        Citrus reticulata

English Meaning

A shrub or small tree having flattened globose fruit with very sweet aromatic pulp and thin yellow-orange to flame-orange rind that is loose and easily removed; native to southeastern Asia.  The word “citrus” originated with the Romans as it was used to refer to plants that possessed a scent.

mandarin orange photo taken by myself
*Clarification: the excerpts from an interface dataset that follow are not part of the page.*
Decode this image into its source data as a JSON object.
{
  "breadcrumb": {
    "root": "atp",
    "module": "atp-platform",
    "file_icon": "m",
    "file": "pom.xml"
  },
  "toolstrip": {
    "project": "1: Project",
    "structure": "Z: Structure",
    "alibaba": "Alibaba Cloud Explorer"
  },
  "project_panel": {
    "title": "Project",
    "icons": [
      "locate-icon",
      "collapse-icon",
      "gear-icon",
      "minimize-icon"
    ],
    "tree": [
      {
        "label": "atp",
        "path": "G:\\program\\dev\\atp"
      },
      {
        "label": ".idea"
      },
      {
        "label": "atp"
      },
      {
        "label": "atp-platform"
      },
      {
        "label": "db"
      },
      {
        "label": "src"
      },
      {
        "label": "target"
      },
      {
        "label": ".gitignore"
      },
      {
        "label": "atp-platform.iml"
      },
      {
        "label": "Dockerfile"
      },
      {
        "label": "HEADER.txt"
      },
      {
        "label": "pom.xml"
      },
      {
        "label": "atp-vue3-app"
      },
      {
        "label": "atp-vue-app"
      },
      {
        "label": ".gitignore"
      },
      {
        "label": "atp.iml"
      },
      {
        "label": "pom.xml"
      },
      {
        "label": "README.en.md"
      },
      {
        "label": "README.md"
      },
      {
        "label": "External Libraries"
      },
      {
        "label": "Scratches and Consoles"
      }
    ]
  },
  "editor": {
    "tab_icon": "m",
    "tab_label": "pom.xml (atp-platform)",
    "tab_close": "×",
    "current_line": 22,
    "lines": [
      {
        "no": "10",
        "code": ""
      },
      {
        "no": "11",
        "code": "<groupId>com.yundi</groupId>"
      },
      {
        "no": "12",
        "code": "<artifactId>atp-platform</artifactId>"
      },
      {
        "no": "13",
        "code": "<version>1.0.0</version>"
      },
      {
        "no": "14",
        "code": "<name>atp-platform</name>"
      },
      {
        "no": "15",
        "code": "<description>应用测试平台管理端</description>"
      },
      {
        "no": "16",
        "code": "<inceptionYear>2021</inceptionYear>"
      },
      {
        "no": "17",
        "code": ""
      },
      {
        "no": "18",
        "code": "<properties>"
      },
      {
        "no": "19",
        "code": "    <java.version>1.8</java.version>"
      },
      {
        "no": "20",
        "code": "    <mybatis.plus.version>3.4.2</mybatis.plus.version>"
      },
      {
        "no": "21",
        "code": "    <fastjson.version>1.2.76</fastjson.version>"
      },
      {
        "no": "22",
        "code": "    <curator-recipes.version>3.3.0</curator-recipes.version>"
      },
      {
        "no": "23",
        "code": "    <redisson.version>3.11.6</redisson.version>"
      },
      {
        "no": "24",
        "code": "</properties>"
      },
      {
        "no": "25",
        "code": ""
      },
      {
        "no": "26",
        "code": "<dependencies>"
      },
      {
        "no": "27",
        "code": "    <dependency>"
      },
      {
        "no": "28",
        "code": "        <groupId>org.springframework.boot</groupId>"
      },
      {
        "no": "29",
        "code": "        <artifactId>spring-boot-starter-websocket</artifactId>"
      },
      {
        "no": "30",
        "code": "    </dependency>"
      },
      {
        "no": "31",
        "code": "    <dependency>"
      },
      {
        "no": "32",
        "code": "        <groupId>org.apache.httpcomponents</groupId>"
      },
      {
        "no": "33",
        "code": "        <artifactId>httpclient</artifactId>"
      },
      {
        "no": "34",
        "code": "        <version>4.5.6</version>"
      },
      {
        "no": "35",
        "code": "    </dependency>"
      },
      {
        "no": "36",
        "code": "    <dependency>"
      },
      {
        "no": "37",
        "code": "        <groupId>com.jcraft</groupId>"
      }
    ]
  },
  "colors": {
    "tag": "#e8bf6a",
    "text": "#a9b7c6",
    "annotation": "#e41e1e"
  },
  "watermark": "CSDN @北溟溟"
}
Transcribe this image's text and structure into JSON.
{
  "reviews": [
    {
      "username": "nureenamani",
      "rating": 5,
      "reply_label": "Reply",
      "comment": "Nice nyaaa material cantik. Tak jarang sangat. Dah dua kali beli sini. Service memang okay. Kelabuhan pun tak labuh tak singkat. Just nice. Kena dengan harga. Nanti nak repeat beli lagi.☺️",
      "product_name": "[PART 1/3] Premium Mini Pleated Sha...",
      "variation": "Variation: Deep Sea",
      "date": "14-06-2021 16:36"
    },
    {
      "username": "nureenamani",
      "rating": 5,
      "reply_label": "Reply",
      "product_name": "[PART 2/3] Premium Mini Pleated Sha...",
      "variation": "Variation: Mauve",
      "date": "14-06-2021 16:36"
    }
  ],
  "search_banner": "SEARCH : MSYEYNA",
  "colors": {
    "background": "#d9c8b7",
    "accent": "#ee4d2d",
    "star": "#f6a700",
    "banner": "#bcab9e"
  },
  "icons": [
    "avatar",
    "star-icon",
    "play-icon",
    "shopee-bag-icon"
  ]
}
The Citrus reticulata tree generally has thorns and thin twigs with wide, dark green, shiny leaves that are alternately arranged.  Its flowers bloom either singly or in a small group in the leaf axils.  Its fruit, known commonly as the mandarine or tangerine, is bright orange when ripe and oblate.  The mandarin is considered to be a hesperidium, which is a type of berry or fleshy, multiseeded fruit.  The outer shell of the mandarin is leathery and the inside of the peel is more spongy and light in color.  This part, which can also be referred to as the “rind”, has many glands which contain aromatic oils.  These oils are what gives the fruit its strong scent.  When peeled, it is found to be segmented and contains pointed seeds inside which are sometimes referred to as “pips”.


Domain: Eukarya

Kingdom: Plantae 

Subkingdom: Tracheobionta 

Superdivision: Spermatophyta 

Division: Magnoliophyta

Class: Magnoliopsida 

Subclass: Rosidae

Order: Sapindales

Family: Rutaceae

Genus:  Citrus L.

Species:  Citrus reticulata


Domain: Eukarya

    Citrus reticulata belong to the Eukarya domain because all of its plants are eukaryotic, meaning they are organisms containing cells with a nucleus, their cells are organized into complex structures enclosed within membranes, and resemble all of the other features of eukaryotes. 


It originated in China and Japan in the 16th century where it was grown in large quantities.  In the 19th century, it was brought to Europe as one of the last citrus fruits.  England introduced the mandarin to the Mediterranean region in the 19th century as well.  Italy took this citrus tree and introduced it to the new world, in specific, New Orleans, in the mid 1800s.  It was not until the early 1900s that commercial production of the mandarin began to become popular.  

mandarin oranges (Wikimedia Commons)